In contrast, friendship is often a more ambiguous identity. Indeed, unless we have visited different cultures, we often do not understand the broad way we use the English word friendship. For example, Russians find the broad American use frustrating and odd. They use друг (translated friend) to refer only to their two or three closest friends (others were знакомый which is usually translated acquaintance) for these relationships. Interestingly, the 170 times the English word friend is used for translation in the Bible, it is never used specifically about different sex friendships (except in Song of Songs to the beloved, 5:16, God to his beloved chosen people—Isaiah 41:8; Jer. 3:4; Luke 12:4; John 15:15, and the disciples to God’s chosen people, Romans 12:9, Phil. 2:12; 4:1). For diverse cultures within the body of Christ, the brother-sister identity language is much clearer in practice and the one used biblically (please note I am not dismissing the use of friendship identity language–just suggesting we need to add to it when considering the complexity of male-female relationships).
The brother-sister redemptive language helps us conceptualize our thinking, affections, and behavior with professional female Christian colleagues with whom we grow closer than a simple professional relationship, especially those that are young and single. Thinking of the various women at Baylor as my sisters in Christ means I gladly engage with them spiritually, intellectually, and emotionally in wholistic ways that I hope foster their growth as persons (as well as my own), in the same way I would hope to do with a sister.

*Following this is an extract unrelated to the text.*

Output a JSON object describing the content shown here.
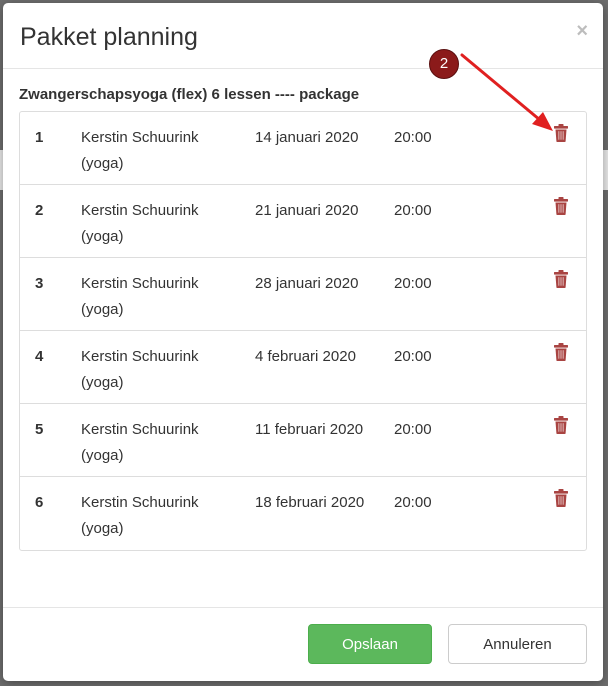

Yet, while I think these three identities are key for conceptualizing male and female relationships, I also think we need to consider a fourth moral identity when dealing with power dynamics in undergraduate, graduate, and lower-level staff and faculty or professional relationships (more on this in my next post).